··· Input ···
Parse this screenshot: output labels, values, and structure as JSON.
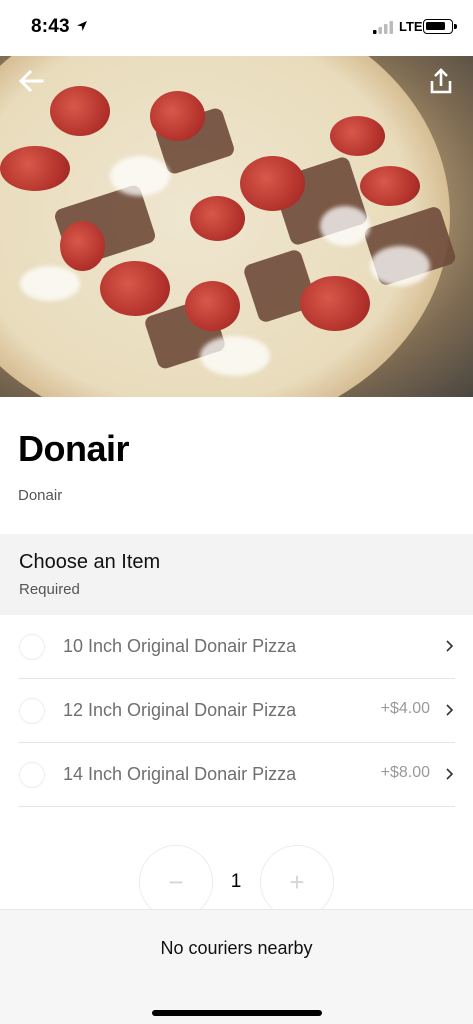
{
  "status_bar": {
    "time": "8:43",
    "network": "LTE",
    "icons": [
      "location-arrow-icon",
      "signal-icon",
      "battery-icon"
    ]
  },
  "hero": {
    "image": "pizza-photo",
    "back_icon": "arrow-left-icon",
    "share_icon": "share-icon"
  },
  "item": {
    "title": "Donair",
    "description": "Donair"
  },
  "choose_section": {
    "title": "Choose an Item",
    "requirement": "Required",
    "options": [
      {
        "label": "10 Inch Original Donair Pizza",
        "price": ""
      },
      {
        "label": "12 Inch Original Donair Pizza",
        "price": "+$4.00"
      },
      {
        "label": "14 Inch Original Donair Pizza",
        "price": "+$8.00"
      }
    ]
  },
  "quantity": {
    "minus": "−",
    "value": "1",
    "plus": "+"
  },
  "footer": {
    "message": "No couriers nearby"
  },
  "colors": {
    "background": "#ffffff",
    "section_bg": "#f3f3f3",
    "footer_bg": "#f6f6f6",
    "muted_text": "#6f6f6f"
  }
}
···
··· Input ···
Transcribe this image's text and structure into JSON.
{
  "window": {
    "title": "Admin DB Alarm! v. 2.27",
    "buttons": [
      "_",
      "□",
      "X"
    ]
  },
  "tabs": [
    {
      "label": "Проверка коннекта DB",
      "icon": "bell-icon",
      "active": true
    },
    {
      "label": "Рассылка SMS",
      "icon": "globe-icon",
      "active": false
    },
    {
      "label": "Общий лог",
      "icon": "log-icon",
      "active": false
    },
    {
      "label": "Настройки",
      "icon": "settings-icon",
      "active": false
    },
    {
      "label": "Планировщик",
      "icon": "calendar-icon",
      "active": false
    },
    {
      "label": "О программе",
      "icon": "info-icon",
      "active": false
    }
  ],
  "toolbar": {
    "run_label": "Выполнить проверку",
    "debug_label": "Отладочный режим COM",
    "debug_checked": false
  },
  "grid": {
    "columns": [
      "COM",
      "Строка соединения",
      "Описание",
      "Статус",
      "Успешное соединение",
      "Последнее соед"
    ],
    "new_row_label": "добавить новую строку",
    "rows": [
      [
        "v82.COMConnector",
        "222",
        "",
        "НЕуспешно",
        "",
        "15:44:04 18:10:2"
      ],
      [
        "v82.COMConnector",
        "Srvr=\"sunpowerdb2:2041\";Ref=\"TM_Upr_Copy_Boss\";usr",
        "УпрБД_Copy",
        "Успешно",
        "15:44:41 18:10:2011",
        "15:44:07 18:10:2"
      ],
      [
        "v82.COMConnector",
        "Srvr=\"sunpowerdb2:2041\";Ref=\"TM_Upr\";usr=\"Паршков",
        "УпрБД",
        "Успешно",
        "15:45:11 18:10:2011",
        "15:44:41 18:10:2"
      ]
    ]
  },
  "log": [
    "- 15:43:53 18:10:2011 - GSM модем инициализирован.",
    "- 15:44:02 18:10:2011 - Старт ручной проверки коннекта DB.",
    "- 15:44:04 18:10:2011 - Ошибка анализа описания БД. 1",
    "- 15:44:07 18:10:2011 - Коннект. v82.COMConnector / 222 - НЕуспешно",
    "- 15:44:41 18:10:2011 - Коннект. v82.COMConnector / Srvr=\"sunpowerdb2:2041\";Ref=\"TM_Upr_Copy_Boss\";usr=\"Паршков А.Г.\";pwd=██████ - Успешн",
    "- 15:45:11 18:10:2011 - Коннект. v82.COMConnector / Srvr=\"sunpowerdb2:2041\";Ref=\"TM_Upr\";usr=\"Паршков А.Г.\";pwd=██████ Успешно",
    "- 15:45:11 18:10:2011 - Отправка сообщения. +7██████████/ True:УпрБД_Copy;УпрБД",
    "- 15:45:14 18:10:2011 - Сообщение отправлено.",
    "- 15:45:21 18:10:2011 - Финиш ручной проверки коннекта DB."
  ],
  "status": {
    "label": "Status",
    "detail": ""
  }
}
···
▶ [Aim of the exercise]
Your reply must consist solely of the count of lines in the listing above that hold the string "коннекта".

▶ [Answer to this problem]
3